RECORD EXTRACTS
#####
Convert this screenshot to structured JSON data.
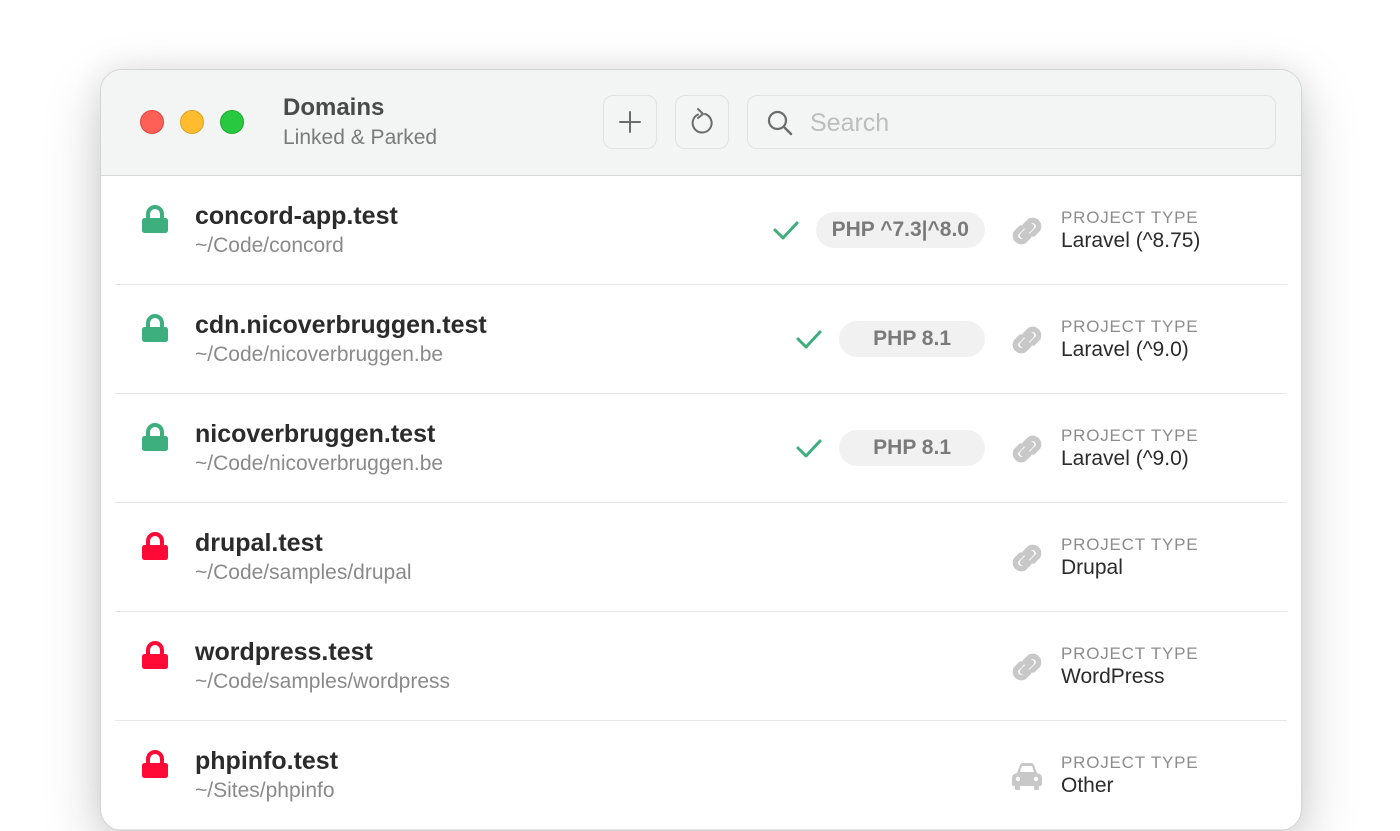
{
  "window": {
    "title": "Domains",
    "subtitle": "Linked & Parked",
    "traffic_lights": {
      "close": "#fe5f57",
      "minimize": "#febc2e",
      "maximize": "#28c840"
    }
  },
  "toolbar": {
    "add_icon": "plus-icon",
    "refresh_icon": "refresh-icon",
    "search_icon": "search-icon",
    "search_placeholder": "Search",
    "search_value": ""
  },
  "colors": {
    "secure": "#3daf7e",
    "insecure": "#ff0a36",
    "check": "#3daf7e"
  },
  "project_type_label": "PROJECT TYPE",
  "domains": [
    {
      "name": "concord-app.test",
      "path": "~/Code/concord",
      "secure": true,
      "php_ok": true,
      "php": "PHP ^7.3|^8.0",
      "type_icon": "link-icon",
      "project_type": "Laravel (^8.75)"
    },
    {
      "name": "cdn.nicoverbruggen.test",
      "path": "~/Code/nicoverbruggen.be",
      "secure": true,
      "php_ok": true,
      "php": "PHP 8.1",
      "type_icon": "link-icon",
      "project_type": "Laravel (^9.0)"
    },
    {
      "name": "nicoverbruggen.test",
      "path": "~/Code/nicoverbruggen.be",
      "secure": true,
      "php_ok": true,
      "php": "PHP 8.1",
      "type_icon": "link-icon",
      "project_type": "Laravel (^9.0)"
    },
    {
      "name": "drupal.test",
      "path": "~/Code/samples/drupal",
      "secure": false,
      "php_ok": false,
      "php": null,
      "type_icon": "link-icon",
      "project_type": "Drupal"
    },
    {
      "name": "wordpress.test",
      "path": "~/Code/samples/wordpress",
      "secure": false,
      "php_ok": false,
      "php": null,
      "type_icon": "link-icon",
      "project_type": "WordPress"
    },
    {
      "name": "phpinfo.test",
      "path": "~/Sites/phpinfo",
      "secure": false,
      "php_ok": false,
      "php": null,
      "type_icon": "car-icon",
      "project_type": "Other"
    }
  ]
}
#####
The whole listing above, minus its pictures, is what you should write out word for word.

Convert this screenshot to structured JSON data.
{
  "window": {
    "title": "Domains",
    "subtitle": "Linked & Parked",
    "traffic_lights": {
      "close": "#fe5f57",
      "minimize": "#febc2e",
      "maximize": "#28c840"
    }
  },
  "toolbar": {
    "add_icon": "plus-icon",
    "refresh_icon": "refresh-icon",
    "search_icon": "search-icon",
    "search_placeholder": "Search",
    "search_value": ""
  },
  "colors": {
    "secure": "#3daf7e",
    "insecure": "#ff0a36",
    "check": "#3daf7e"
  },
  "project_type_label": "PROJECT TYPE",
  "domains": [
    {
      "name": "concord-app.test",
      "path": "~/Code/concord",
      "secure": true,
      "php_ok": true,
      "php": "PHP ^7.3|^8.0",
      "type_icon": "link-icon",
      "project_type": "Laravel (^8.75)"
    },
    {
      "name": "cdn.nicoverbruggen.test",
      "path": "~/Code/nicoverbruggen.be",
      "secure": true,
      "php_ok": true,
      "php": "PHP 8.1",
      "type_icon": "link-icon",
      "project_type": "Laravel (^9.0)"
    },
    {
      "name": "nicoverbruggen.test",
      "path": "~/Code/nicoverbruggen.be",
      "secure": true,
      "php_ok": true,
      "php": "PHP 8.1",
      "type_icon": "link-icon",
      "project_type": "Laravel (^9.0)"
    },
    {
      "name": "drupal.test",
      "path": "~/Code/samples/drupal",
      "secure": false,
      "php_ok": false,
      "php": null,
      "type_icon": "link-icon",
      "project_type": "Drupal"
    },
    {
      "name": "wordpress.test",
      "path": "~/Code/samples/wordpress",
      "secure": false,
      "php_ok": false,
      "php": null,
      "type_icon": "link-icon",
      "project_type": "WordPress"
    },
    {
      "name": "phpinfo.test",
      "path": "~/Sites/phpinfo",
      "secure": false,
      "php_ok": false,
      "php": null,
      "type_icon": "car-icon",
      "project_type": "Other"
    }
  ]
}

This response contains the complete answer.